→ **Website and app data records**:

-------------------------

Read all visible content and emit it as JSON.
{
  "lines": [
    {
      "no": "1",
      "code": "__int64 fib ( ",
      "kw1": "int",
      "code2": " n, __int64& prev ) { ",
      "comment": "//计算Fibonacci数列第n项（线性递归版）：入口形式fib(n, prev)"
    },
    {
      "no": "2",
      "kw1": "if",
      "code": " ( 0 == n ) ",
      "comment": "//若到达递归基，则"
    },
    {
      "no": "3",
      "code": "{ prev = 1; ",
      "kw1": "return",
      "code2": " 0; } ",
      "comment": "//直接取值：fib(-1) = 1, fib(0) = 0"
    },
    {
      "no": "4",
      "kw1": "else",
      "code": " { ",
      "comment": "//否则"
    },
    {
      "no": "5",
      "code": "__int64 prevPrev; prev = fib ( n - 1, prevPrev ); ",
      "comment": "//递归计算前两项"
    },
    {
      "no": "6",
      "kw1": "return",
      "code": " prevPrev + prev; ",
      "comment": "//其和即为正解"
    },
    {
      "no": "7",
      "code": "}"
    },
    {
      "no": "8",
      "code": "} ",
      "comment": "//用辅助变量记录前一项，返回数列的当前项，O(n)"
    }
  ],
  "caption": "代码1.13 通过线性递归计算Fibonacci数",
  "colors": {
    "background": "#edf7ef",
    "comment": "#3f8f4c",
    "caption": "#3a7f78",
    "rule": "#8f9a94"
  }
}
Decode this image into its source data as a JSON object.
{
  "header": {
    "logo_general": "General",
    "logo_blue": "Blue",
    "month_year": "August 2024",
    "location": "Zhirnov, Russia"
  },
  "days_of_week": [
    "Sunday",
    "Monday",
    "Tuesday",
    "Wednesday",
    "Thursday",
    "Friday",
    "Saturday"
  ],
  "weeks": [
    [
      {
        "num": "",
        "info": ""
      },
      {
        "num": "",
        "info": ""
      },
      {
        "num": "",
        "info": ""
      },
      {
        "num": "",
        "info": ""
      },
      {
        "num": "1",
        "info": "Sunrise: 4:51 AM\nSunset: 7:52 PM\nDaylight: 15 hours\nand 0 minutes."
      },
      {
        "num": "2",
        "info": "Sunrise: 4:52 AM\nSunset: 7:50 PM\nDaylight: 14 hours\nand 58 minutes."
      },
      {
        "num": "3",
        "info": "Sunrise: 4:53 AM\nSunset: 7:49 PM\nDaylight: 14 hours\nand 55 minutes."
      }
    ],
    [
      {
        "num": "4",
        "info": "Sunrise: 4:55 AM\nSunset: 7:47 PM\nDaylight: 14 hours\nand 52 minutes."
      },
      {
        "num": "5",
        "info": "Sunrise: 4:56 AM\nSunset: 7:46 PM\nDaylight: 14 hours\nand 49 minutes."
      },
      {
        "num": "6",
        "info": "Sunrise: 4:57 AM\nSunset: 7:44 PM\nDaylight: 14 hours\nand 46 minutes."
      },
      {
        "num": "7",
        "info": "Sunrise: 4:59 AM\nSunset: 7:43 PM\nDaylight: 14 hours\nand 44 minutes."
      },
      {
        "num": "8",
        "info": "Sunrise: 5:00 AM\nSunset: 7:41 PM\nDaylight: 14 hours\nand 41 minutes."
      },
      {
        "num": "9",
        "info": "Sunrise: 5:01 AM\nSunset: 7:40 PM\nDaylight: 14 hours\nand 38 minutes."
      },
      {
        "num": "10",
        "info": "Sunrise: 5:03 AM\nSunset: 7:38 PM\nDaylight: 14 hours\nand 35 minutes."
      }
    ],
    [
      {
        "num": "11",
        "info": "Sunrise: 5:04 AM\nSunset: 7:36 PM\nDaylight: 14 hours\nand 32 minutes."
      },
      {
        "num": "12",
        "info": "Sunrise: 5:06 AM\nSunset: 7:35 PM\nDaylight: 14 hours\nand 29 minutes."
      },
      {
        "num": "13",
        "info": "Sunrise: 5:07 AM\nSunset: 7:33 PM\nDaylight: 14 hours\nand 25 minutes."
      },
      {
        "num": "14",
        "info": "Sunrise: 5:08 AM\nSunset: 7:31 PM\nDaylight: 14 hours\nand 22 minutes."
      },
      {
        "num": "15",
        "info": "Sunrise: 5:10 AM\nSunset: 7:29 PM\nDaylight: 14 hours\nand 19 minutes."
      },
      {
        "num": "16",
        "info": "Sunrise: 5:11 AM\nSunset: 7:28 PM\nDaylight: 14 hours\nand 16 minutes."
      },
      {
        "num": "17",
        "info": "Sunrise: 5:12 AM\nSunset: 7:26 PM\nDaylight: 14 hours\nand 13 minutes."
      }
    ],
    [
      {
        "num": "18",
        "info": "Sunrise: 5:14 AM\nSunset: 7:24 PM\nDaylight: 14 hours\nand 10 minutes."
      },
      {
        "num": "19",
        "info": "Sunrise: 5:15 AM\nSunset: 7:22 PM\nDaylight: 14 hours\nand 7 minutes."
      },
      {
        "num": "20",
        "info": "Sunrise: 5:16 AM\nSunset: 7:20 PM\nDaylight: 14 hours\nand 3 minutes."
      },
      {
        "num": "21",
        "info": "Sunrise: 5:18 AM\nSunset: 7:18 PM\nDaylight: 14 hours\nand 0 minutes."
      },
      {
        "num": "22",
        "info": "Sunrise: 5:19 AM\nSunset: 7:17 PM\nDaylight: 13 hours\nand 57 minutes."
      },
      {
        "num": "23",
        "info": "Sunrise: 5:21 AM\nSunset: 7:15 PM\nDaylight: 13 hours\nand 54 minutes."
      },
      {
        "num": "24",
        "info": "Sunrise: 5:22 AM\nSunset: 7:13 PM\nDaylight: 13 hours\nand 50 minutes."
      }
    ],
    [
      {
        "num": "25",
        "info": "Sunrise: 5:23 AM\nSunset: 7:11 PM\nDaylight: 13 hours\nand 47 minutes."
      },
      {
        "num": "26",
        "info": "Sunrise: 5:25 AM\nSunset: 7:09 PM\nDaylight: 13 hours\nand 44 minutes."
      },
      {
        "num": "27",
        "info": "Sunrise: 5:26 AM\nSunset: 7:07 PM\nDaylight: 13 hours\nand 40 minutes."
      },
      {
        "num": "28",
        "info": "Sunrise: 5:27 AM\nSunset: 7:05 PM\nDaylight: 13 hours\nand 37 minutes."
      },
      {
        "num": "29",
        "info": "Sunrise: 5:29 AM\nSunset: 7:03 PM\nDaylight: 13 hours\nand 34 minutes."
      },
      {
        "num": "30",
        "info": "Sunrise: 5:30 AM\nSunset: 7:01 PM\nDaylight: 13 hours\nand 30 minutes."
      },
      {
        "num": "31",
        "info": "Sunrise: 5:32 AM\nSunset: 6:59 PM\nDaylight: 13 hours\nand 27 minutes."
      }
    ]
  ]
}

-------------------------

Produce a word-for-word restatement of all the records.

Read all visible content and emit it as JSON.
{
  "lines": [
    {
      "no": "1",
      "code": "__int64 fib ( ",
      "kw1": "int",
      "code2": " n, __int64& prev ) { ",
      "comment": "//计算Fibonacci数列第n项（线性递归版）：入口形式fib(n, prev)"
    },
    {
      "no": "2",
      "kw1": "if",
      "code": " ( 0 == n ) ",
      "comment": "//若到达递归基，则"
    },
    {
      "no": "3",
      "code": "{ prev = 1; ",
      "kw1": "return",
      "code2": " 0; } ",
      "comment": "//直接取值：fib(-1) = 1, fib(0) = 0"
    },
    {
      "no": "4",
      "kw1": "else",
      "code": " { ",
      "comment": "//否则"
    },
    {
      "no": "5",
      "code": "__int64 prevPrev; prev = fib ( n - 1, prevPrev ); ",
      "comment": "//递归计算前两项"
    },
    {
      "no": "6",
      "kw1": "return",
      "code": " prevPrev + prev; ",
      "comment": "//其和即为正解"
    },
    {
      "no": "7",
      "code": "}"
    },
    {
      "no": "8",
      "code": "} ",
      "comment": "//用辅助变量记录前一项，返回数列的当前项，O(n)"
    }
  ],
  "caption": "代码1.13 通过线性递归计算Fibonacci数",
  "colors": {
    "background": "#edf7ef",
    "comment": "#3f8f4c",
    "caption": "#3a7f78",
    "rule": "#8f9a94"
  }
}
Decode this image into its source data as a JSON object.
{
  "header": {
    "logo_general": "General",
    "logo_blue": "Blue",
    "month_year": "August 2024",
    "location": "Zhirnov, Russia"
  },
  "days_of_week": [
    "Sunday",
    "Monday",
    "Tuesday",
    "Wednesday",
    "Thursday",
    "Friday",
    "Saturday"
  ],
  "weeks": [
    [
      {
        "num": "",
        "info": ""
      },
      {
        "num": "",
        "info": ""
      },
      {
        "num": "",
        "info": ""
      },
      {
        "num": "",
        "info": ""
      },
      {
        "num": "1",
        "info": "Sunrise: 4:51 AM\nSunset: 7:52 PM\nDaylight: 15 hours\nand 0 minutes."
      },
      {
        "num": "2",
        "info": "Sunrise: 4:52 AM\nSunset: 7:50 PM\nDaylight: 14 hours\nand 58 minutes."
      },
      {
        "num": "3",
        "info": "Sunrise: 4:53 AM\nSunset: 7:49 PM\nDaylight: 14 hours\nand 55 minutes."
      }
    ],
    [
      {
        "num": "4",
        "info": "Sunrise: 4:55 AM\nSunset: 7:47 PM\nDaylight: 14 hours\nand 52 minutes."
      },
      {
        "num": "5",
        "info": "Sunrise: 4:56 AM\nSunset: 7:46 PM\nDaylight: 14 hours\nand 49 minutes."
      },
      {
        "num": "6",
        "info": "Sunrise: 4:57 AM\nSunset: 7:44 PM\nDaylight: 14 hours\nand 46 minutes."
      },
      {
        "num": "7",
        "info": "Sunrise: 4:59 AM\nSunset: 7:43 PM\nDaylight: 14 hours\nand 44 minutes."
      },
      {
        "num": "8",
        "info": "Sunrise: 5:00 AM\nSunset: 7:41 PM\nDaylight: 14 hours\nand 41 minutes."
      },
      {
        "num": "9",
        "info": "Sunrise: 5:01 AM\nSunset: 7:40 PM\nDaylight: 14 hours\nand 38 minutes."
      },
      {
        "num": "10",
        "info": "Sunrise: 5:03 AM\nSunset: 7:38 PM\nDaylight: 14 hours\nand 35 minutes."
      }
    ],
    [
      {
        "num": "11",
        "info": "Sunrise: 5:04 AM\nSunset: 7:36 PM\nDaylight: 14 hours\nand 32 minutes."
      },
      {
        "num": "12",
        "info": "Sunrise: 5:06 AM\nSunset: 7:35 PM\nDaylight: 14 hours\nand 29 minutes."
      },
      {
        "num": "13",
        "info": "Sunrise: 5:07 AM\nSunset: 7:33 PM\nDaylight: 14 hours\nand 25 minutes."
      },
      {
        "num": "14",
        "info": "Sunrise: 5:08 AM\nSunset: 7:31 PM\nDaylight: 14 hours\nand 22 minutes."
      },
      {
        "num": "15",
        "info": "Sunrise: 5:10 AM\nSunset: 7:29 PM\nDaylight: 14 hours\nand 19 minutes."
      },
      {
        "num": "16",
        "info": "Sunrise: 5:11 AM\nSunset: 7:28 PM\nDaylight: 14 hours\nand 16 minutes."
      },
      {
        "num": "17",
        "info": "Sunrise: 5:12 AM\nSunset: 7:26 PM\nDaylight: 14 hours\nand 13 minutes."
      }
    ],
    [
      {
        "num": "18",
        "info": "Sunrise: 5:14 AM\nSunset: 7:24 PM\nDaylight: 14 hours\nand 10 minutes."
      },
      {
        "num": "19",
        "info": "Sunrise: 5:15 AM\nSunset: 7:22 PM\nDaylight: 14 hours\nand 7 minutes."
      },
      {
        "num": "20",
        "info": "Sunrise: 5:16 AM\nSunset: 7:20 PM\nDaylight: 14 hours\nand 3 minutes."
      },
      {
        "num": "21",
        "info": "Sunrise: 5:18 AM\nSunset: 7:18 PM\nDaylight: 14 hours\nand 0 minutes."
      },
      {
        "num": "22",
        "info": "Sunrise: 5:19 AM\nSunset: 7:17 PM\nDaylight: 13 hours\nand 57 minutes."
      },
      {
        "num": "23",
        "info": "Sunrise: 5:21 AM\nSunset: 7:15 PM\nDaylight: 13 hours\nand 54 minutes."
      },
      {
        "num": "24",
        "info": "Sunrise: 5:22 AM\nSunset: 7:13 PM\nDaylight: 13 hours\nand 50 minutes."
      }
    ],
    [
      {
        "num": "25",
        "info": "Sunrise: 5:23 AM\nSunset: 7:11 PM\nDaylight: 13 hours\nand 47 minutes."
      },
      {
        "num": "26",
        "info": "Sunrise: 5:25 AM\nSunset: 7:09 PM\nDaylight: 13 hours\nand 44 minutes."
      },
      {
        "num": "27",
        "info": "Sunrise: 5:26 AM\nSunset: 7:07 PM\nDaylight: 13 hours\nand 40 minutes."
      },
      {
        "num": "28",
        "info": "Sunrise: 5:27 AM\nSunset: 7:05 PM\nDaylight: 13 hours\nand 37 minutes."
      },
      {
        "num": "29",
        "info": "Sunrise: 5:29 AM\nSunset: 7:03 PM\nDaylight: 13 hours\nand 34 minutes."
      },
      {
        "num": "30",
        "info": "Sunrise: 5:30 AM\nSunset: 7:01 PM\nDaylight: 13 hours\nand 30 minutes."
      },
      {
        "num": "31",
        "info": "Sunrise: 5:32 AM\nSunset: 6:59 PM\nDaylight: 13 hours\nand 27 minutes."
      }
    ]
  ]
}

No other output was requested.